“In any case, what success have they had with their own Umbro deal? How many shirts have they sold at ZIFA,” argued Hara.
“They (ZIFA) should have such trials with regional teams which they have direct control over. PSL teams have their own marketing structures to source such deals on their own.
“In any case, any sponsorship talk direct from ZIFA to clubs is not proper because such talk should be directed to the PSL secretariat, because the PSL have got rules and regulations on how to handle blanket sponsorship to its clubs,” said Hara.
Dynamos chairperson Isaiah Mupfurutsa said his club was on the verge of sealing their own kit deal, although he welcomes ZIFA’s initiative.
DeMbare temporarily used an Adidas kit sourced by their sponsor, Gold Leaf Tobacco last season, but now have a partnership with a Belgian firm.
“We are already working out something; we are on the final stages,” revealed Mupfurutsa.
“That ZIFA deal is still at the proposal stage, but I think it’s a very good initiative and can benefit those clubs that do not have their own deals.
“We are yet to get the offer from ZIFA, but we have already made our own arrangements for this season,” Mupfurutsa said.
However, Premiership new boys Cranborne Bullets have been charmed by the idea and indicated that they would soon make a decision.
“Cranborne Bullets are happy with the ZIFA initiative, especially for clubs with limited sponsorship deals,” said club chairperson Douglas Gwite.
“As Cranborne, we will make a decision after finalising with our own sponsors, but as you are aware, Covid-19 brought about a negative effect on the sponsorship front, so many progressive ideas are most welcome.”
For champions FC Platinum, who have their own deal with Kappa, believe clubs with their own arrangements should “be free to continue”.
“ZIFA did not impose; they said it was optional. Those clubs which prefer their own brands or have existing kit arrangements are free to continue with the arrangements,” said FC Platinum secretary-general Benson Virimayi.
Black Rhinos secretary-general Edward Mutukwa said his club would snub the proposed deal.
“All along clubs were negotiating their kit deals, even when engaging sponsors — that is a club’s ideal marketing route.
“That would also be able to project the individual club’s sponsor’s marketing niche.
“ZIFA should concentrate on kit deals for their national teams; they can’t run clubs when they have a spectrum of strata-level teams in age groups that need to be kitted and sponsored.

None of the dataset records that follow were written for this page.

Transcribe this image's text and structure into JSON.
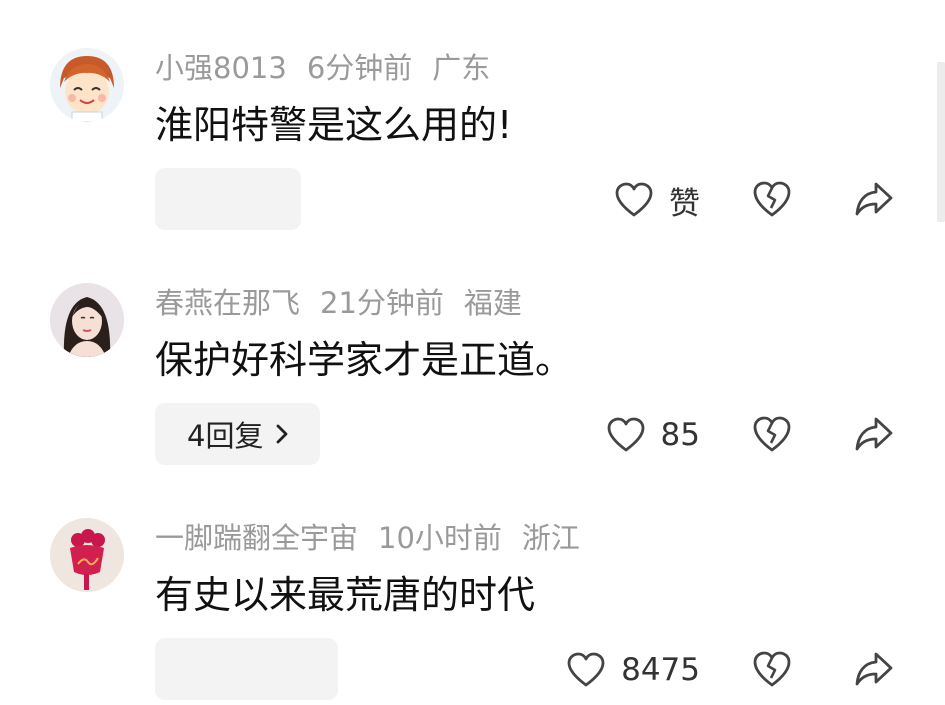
{
  "comments": [
    {
      "username": "小强8013",
      "time": "6分钟前",
      "location": "广东",
      "text": "淮阳特警是这么用的!",
      "reply_label": "",
      "like_label": "赞",
      "avatar": "cartoon-boy-avatar"
    },
    {
      "username": "春燕在那飞",
      "time": "21分钟前",
      "location": "福建",
      "text": "保护好科学家才是正道。",
      "reply_label": "4回复",
      "like_label": "85",
      "avatar": "woman-photo-avatar"
    },
    {
      "username": "一脚踹翻全宇宙",
      "time": "10小时前",
      "location": "浙江",
      "text": "有史以来最荒唐的时代",
      "reply_label": "",
      "like_label": "8475",
      "avatar": "red-flower-avatar"
    }
  ],
  "icons": {
    "like": "heart-icon",
    "dislike": "broken-heart-icon",
    "share": "share-arrow-icon",
    "reply_more": "chevron-right-icon"
  },
  "colors": {
    "meta_text": "#9a9a9a",
    "reply_box": "#f3f3f3"
  }
}
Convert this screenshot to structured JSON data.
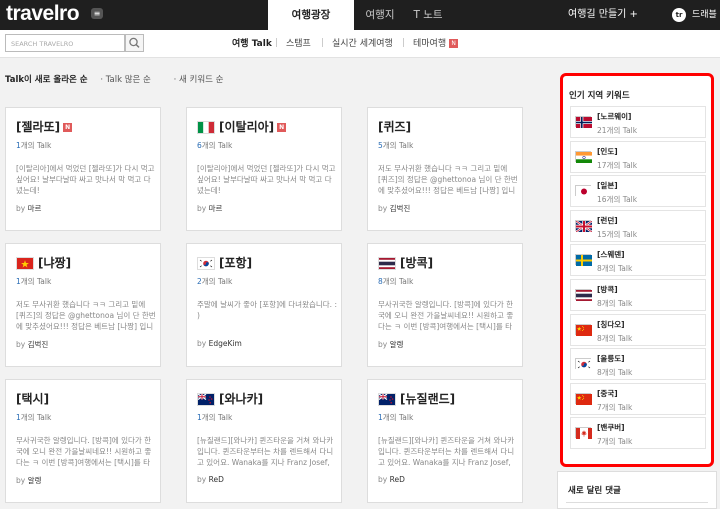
{
  "header": {
    "logo": "travelro",
    "tabs": [
      "여행광장",
      "여행지",
      "T 노트"
    ],
    "make_trip": "여행길 만들기 +",
    "user_initials": "tr",
    "user_name": "드래블로 ▾"
  },
  "search": {
    "placeholder": "SEARCH TRAVELRO"
  },
  "subnav": [
    "여행 Talk",
    "스탬프",
    "실시간 세계여행",
    "테마여행"
  ],
  "sort": [
    "Talk이 새로 올라온 순",
    "Talk 많은 순",
    "새 키워드 순"
  ],
  "cards": [
    {
      "title": "[젤라또]",
      "count": "1",
      "unit": "개의 Talk",
      "body": "[이탈리아]에서 먹었던 [젤라또]가 다시 먹고싶어요! 날부다날따 싸고 맛나서 막 먹고 다녔는데!",
      "by_label": "by",
      "author": "마르",
      "flag": "none",
      "badge": "N"
    },
    {
      "title": "[이탈리아]",
      "count": "6",
      "unit": "개의 Talk",
      "body": "[이탈리아]에서 먹었던 [젤라또]가 다시 먹고싶어요! 날부다날따 싸고 맛나서 막 먹고 다녔는데!",
      "by_label": "by",
      "author": "마르",
      "flag": "it",
      "badge": "N"
    },
    {
      "title": "[퀴즈]",
      "count": "5",
      "unit": "개의 Talk",
      "body": "저도 무사귀환 했습니다 ㅋㅋ 그리고 밑에 [퀴즈]의 정답은 @ghettonoa 님이 단 한번에 맞추셨어요!!! 정답은 베트남 [나짱] 입니다. ...",
      "by_label": "by",
      "author": "김벅진",
      "flag": "none",
      "badge": ""
    },
    {
      "title": "[냐짱]",
      "count": "1",
      "unit": "개의 Talk",
      "body": "저도 무사귀환 했습니다 ㅋㅋ 그리고 밑에 [퀴즈]의 정답은 @ghettonoa 님이 단 한번에 맞추셨어요!!! 정답은 베트남 [나짱] 입니다. ...",
      "by_label": "by",
      "author": "김벅진",
      "flag": "vn",
      "badge": ""
    },
    {
      "title": "[포항]",
      "count": "2",
      "unit": "개의 Talk",
      "body": "주말에 날씨가 좋아 [포항]에 다녀왔습니다. : )",
      "by_label": "by",
      "author": "EdgeKim",
      "flag": "kr",
      "badge": ""
    },
    {
      "title": "[방콕]",
      "count": "8",
      "unit": "개의 Talk",
      "body": "무사귀국한 알렝입니다. [방콕]에 있다가 한국에 오니 완전 가을날씨네요!! 시원하고 좋다는 ㅋ 이번 [방콕]여행에서는 [택시]를 타지 않고 지내...",
      "by_label": "by",
      "author": "알렝",
      "flag": "th",
      "badge": ""
    },
    {
      "title": "[택시]",
      "count": "1",
      "unit": "개의 Talk",
      "body": "무사귀국한 알렝입니다. [방콕]에 있다가 한국에 오니 완전 가을날씨네요!! 시원하고 좋다는 ㅋ 이번 [방콕]여행에서는 [택시]를 타지 않고 지내...",
      "by_label": "by",
      "author": "알렝",
      "flag": "none",
      "badge": ""
    },
    {
      "title": "[와나카]",
      "count": "1",
      "unit": "개의 Talk",
      "body": "[뉴질랜드][와나카] 퀸즈타운을 거쳐 와나카입니다. 퀸즈타운부터는 차를 렌트해서 다니고 있어요. Wanaka를 지나 Franz Josef, Gr...",
      "by_label": "by",
      "author": "ReD",
      "flag": "nz",
      "badge": ""
    },
    {
      "title": "[뉴질랜드]",
      "count": "1",
      "unit": "개의 Talk",
      "body": "[뉴질랜드][와나카] 퀸즈타운을 거쳐 와나카입니다. 퀸즈타운부터는 차를 렌트해서 다니고 있어요. Wanaka를 지나 Franz Josef, Gr...",
      "by_label": "by",
      "author": "ReD",
      "flag": "nz",
      "badge": ""
    }
  ],
  "sidebar": {
    "title": "인기 지역 키워드",
    "keywords": [
      {
        "name": "[노르웨이]",
        "count": "21개의 Talk",
        "flag": "no"
      },
      {
        "name": "[인도]",
        "count": "17개의 Talk",
        "flag": "in"
      },
      {
        "name": "[일본]",
        "count": "16개의 Talk",
        "flag": "jp"
      },
      {
        "name": "[런던]",
        "count": "15개의 Talk",
        "flag": "gb"
      },
      {
        "name": "[스웨덴]",
        "count": "8개의 Talk",
        "flag": "se"
      },
      {
        "name": "[방콕]",
        "count": "8개의 Talk",
        "flag": "th"
      },
      {
        "name": "[칭다오]",
        "count": "8개의 Talk",
        "flag": "cn"
      },
      {
        "name": "[울릉도]",
        "count": "8개의 Talk",
        "flag": "kr"
      },
      {
        "name": "[중국]",
        "count": "7개의 Talk",
        "flag": "cn"
      },
      {
        "name": "[밴쿠버]",
        "count": "7개의 Talk",
        "flag": "ca"
      }
    ],
    "comments_title": "새로 달린 댓글"
  },
  "colors": {
    "highlight_border": "#ff0000",
    "link_blue": "#2a6db5",
    "topbar": "#1f1f1f"
  }
}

“Micro kit administration should be left to individual clubs and their sponsors and not to be controlled by the supervisory body,’’ Mutukwa said.

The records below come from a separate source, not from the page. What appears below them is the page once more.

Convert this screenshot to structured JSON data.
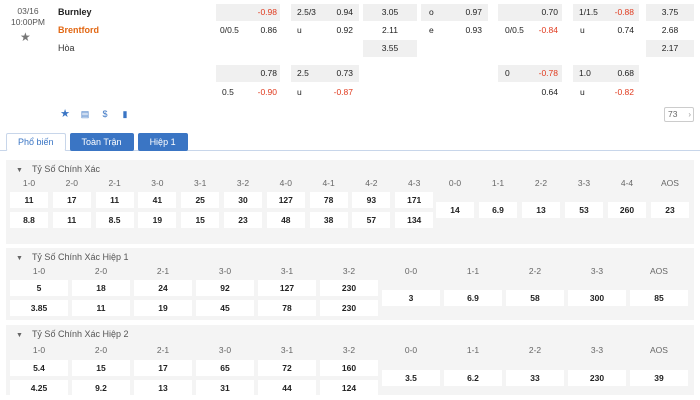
{
  "match": {
    "date": "03/16",
    "time": "10:00PM",
    "home": "Burnley",
    "away": "Brentford",
    "draw": "Hòa",
    "count": "73"
  },
  "odds": {
    "row1": {
      "h1": "-0.98",
      "ou1": "2.5/3",
      "ou1v": "0.94",
      "x12": "3.05",
      "oeA": "o",
      "oeAv": "0.97",
      "h2v": "0.70",
      "h2l": "1/1.5",
      "h2v2": "-0.88",
      "x12b": "3.75"
    },
    "row2": {
      "hl": "0/0.5",
      "hv": "0.86",
      "ul": "u",
      "uv": "0.92",
      "x12": "2.11",
      "oeB": "e",
      "oeBv": "0.93",
      "h2l": "0/0.5",
      "h2v": "-0.84",
      "ul2": "u",
      "uv2": "0.74",
      "x12b": "2.68"
    },
    "row3": {
      "x12": "3.55",
      "x12b": "2.17"
    },
    "row4": {
      "hv": "0.78",
      "ol": "2.5",
      "ov": "0.73",
      "h2l": "0",
      "h2v": "-0.78",
      "ol2": "1.0",
      "ov2": "0.68"
    },
    "row5": {
      "hl": "0.5",
      "hv": "-0.90",
      "ul": "u",
      "uv": "-0.87",
      "h2v": "0.64",
      "ul2": "u",
      "uv2": "-0.82"
    }
  },
  "tabs": [
    "Phổ biến",
    "Toàn Trận",
    "Hiệp 1"
  ],
  "sections": [
    {
      "title": "Tỷ Số Chính Xác",
      "home_scores": [
        "1-0",
        "2-0",
        "2-1",
        "3-0",
        "3-1",
        "3-2",
        "4-0",
        "4-1",
        "4-2",
        "4-3"
      ],
      "home_odds": [
        "11",
        "17",
        "11",
        "41",
        "25",
        "30",
        "127",
        "78",
        "93",
        "171"
      ],
      "away_odds": [
        "8.8",
        "11",
        "8.5",
        "19",
        "15",
        "23",
        "48",
        "38",
        "57",
        "134"
      ],
      "draw_scores": [
        "0-0",
        "1-1",
        "2-2",
        "3-3",
        "4-4",
        "AOS"
      ],
      "draw_odds": [
        "14",
        "6.9",
        "13",
        "53",
        "260",
        "23"
      ]
    },
    {
      "title": "Tỷ Số Chính Xác Hiệp 1",
      "home_scores": [
        "1-0",
        "2-0",
        "2-1",
        "3-0",
        "3-1",
        "3-2"
      ],
      "home_odds": [
        "5",
        "18",
        "24",
        "92",
        "127",
        "230"
      ],
      "away_odds": [
        "3.85",
        "11",
        "19",
        "45",
        "78",
        "230"
      ],
      "draw_scores": [
        "0-0",
        "1-1",
        "2-2",
        "3-3",
        "AOS"
      ],
      "draw_odds": [
        "3",
        "6.9",
        "58",
        "300",
        "85"
      ]
    },
    {
      "title": "Tỷ Số Chính Xác Hiệp 2",
      "home_scores": [
        "1-0",
        "2-0",
        "2-1",
        "3-0",
        "3-1",
        "3-2"
      ],
      "home_odds": [
        "5.4",
        "15",
        "17",
        "65",
        "72",
        "160"
      ],
      "away_odds": [
        "4.25",
        "9.2",
        "13",
        "31",
        "44",
        "124"
      ],
      "draw_scores": [
        "0-0",
        "1-1",
        "2-2",
        "3-3",
        "AOS"
      ],
      "draw_odds": [
        "3.5",
        "6.2",
        "33",
        "230",
        "39"
      ]
    }
  ]
}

The Premiership clubs are still awaiting ZIFA’s response to their demands to be paid Covid-19 bailout funds in hard currency.